MixedSlate\"... one of those books that’s almost too timely. Its long-range predictions already feel out of date ... The first part of Divided We Fall is a very familiar overview of current trends in partisan polarization ... An even more familiar litany of alleged perpetrators...are trotted out as French decries the vitriol and winner-takes-all spirit that have taken over our democracy. Given the party identification of the White House’s current occupant, and which side is perpetrating the vast majority of political violence in the country today, it seems to me that French is reaching a bit to make both sides seem equally responsible for this state of affairs. Then again, according to his schema, I would think that, so it’s worth just conceding the point to get to the more provocative part of the book, which imagines the end result of these trends ... What’s odd about French’s scenarios is that it’s a little hard to tell why he thinks they’re a bad thing ... It’s on the question of civil rights where French’s otherwise scrupulous neutrality starts to break down ... French doesn’t acknowledge environmental issues at all except to sneer at plastic straw bans ... while Americans are too entangled at this point for either formal secession or French’s federalist soft partition, it’s very possible for us to share the same physical space while increasingly living in very different countries.

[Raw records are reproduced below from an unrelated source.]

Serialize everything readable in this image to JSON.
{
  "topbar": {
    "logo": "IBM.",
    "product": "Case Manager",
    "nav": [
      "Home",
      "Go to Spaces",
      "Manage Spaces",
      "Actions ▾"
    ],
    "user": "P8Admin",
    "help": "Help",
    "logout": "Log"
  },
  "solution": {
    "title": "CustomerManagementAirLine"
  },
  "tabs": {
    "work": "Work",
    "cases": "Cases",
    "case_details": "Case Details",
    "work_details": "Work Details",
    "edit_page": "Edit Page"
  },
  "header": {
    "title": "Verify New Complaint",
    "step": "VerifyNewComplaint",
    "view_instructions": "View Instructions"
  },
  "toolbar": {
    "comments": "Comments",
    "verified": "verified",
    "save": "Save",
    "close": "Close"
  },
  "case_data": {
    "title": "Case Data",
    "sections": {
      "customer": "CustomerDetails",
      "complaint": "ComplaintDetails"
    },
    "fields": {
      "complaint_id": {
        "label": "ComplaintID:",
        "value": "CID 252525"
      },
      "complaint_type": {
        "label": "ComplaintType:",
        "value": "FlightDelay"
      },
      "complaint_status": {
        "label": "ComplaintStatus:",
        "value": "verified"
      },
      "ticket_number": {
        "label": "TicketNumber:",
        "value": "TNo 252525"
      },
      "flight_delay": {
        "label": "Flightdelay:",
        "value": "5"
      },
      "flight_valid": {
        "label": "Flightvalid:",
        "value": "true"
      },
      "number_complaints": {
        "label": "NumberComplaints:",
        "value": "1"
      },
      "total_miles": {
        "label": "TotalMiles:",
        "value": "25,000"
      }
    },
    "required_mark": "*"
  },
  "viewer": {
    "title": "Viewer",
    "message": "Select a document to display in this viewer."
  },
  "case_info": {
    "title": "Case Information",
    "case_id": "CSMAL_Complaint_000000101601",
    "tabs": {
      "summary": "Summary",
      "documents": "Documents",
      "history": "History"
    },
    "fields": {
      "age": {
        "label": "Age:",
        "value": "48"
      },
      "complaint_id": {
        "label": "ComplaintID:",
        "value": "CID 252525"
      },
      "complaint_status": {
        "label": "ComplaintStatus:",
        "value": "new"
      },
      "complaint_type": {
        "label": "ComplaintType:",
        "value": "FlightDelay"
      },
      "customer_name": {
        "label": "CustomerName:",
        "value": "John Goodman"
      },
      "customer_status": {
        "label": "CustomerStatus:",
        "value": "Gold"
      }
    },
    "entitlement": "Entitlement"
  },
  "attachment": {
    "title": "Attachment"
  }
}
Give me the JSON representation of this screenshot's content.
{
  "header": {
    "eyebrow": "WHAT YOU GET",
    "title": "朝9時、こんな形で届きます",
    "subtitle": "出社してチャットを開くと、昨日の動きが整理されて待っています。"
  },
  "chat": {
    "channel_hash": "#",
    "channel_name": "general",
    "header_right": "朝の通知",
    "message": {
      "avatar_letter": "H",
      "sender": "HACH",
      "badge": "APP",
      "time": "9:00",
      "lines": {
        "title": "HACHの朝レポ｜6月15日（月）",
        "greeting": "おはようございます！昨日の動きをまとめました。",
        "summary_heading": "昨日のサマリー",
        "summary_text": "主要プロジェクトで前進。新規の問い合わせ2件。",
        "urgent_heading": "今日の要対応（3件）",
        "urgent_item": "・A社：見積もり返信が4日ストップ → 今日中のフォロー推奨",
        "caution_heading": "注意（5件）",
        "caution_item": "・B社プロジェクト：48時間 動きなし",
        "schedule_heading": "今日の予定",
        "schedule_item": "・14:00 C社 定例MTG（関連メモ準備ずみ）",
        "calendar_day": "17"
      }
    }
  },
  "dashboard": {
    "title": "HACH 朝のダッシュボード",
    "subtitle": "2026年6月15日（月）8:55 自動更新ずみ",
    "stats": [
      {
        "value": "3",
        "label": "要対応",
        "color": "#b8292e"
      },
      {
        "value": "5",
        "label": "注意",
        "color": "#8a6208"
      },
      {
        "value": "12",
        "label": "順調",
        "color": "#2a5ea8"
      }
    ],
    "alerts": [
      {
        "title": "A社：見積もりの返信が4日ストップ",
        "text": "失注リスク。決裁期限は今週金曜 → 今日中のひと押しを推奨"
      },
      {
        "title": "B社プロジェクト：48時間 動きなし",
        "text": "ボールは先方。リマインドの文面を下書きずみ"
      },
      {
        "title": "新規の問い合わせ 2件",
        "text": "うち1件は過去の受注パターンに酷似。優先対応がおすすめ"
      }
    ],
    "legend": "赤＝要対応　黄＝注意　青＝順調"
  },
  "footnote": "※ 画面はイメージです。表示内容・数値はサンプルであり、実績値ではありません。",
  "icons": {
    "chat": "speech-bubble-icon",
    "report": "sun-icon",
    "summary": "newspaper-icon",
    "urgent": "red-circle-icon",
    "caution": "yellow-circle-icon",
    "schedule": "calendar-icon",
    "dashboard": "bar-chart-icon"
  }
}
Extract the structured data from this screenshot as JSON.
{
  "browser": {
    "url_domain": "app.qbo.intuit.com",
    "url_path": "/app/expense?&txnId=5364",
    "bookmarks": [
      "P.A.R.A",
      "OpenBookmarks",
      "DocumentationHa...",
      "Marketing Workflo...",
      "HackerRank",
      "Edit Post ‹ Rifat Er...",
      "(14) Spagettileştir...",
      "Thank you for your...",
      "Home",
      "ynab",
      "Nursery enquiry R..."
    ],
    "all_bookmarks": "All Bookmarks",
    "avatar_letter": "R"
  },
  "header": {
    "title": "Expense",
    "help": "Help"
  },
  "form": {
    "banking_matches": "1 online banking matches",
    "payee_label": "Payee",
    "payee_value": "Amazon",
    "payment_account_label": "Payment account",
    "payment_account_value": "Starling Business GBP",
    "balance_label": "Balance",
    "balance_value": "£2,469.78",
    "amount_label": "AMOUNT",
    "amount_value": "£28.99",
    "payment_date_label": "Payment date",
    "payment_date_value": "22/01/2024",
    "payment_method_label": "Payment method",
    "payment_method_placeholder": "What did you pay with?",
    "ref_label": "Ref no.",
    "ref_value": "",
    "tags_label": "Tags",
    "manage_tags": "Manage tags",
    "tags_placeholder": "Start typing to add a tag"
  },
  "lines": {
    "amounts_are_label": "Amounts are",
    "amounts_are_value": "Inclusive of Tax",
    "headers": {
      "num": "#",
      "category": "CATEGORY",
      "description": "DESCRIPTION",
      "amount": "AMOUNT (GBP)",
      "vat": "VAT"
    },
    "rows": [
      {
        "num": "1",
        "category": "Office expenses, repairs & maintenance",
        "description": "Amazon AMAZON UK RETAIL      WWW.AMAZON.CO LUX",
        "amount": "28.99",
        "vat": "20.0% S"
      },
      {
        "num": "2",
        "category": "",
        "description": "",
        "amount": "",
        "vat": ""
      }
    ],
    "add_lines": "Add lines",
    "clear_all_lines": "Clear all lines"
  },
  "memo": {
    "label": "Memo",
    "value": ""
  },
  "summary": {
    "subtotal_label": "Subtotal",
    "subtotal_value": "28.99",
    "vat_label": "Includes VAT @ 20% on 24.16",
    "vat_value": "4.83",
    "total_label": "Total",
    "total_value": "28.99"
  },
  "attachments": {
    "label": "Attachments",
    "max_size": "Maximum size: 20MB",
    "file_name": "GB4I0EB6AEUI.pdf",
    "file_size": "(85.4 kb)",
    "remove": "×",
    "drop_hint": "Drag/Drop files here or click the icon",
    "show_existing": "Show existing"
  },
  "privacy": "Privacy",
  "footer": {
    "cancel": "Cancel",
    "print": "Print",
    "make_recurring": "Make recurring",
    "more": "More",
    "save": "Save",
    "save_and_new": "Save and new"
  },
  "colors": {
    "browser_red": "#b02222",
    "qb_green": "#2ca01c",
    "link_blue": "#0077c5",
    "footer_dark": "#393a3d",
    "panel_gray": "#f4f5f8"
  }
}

RaveSlateAmid the flood of memoirs from Obama administration veterans, Powers’ stands out as worth reading. For starters, she’s a better writer than a lot of them—she was a Pulitzer Prize–winning journalist and author long before she got into government. She’s also done more that’s worth reading about. Like the best journalists, Power has a gift for finding the perfect anecdote to illustrate a larger idea or theme, and this is the rare political memoir where you definitely shouldn’t skim the \'early years\' chapters ... Powers writes movingly ... Also fascinating is Power’s account of her unlikely friendship with her Russian counterpart at the U.N., the late Vitaly Churkin ... She certainly did learn something.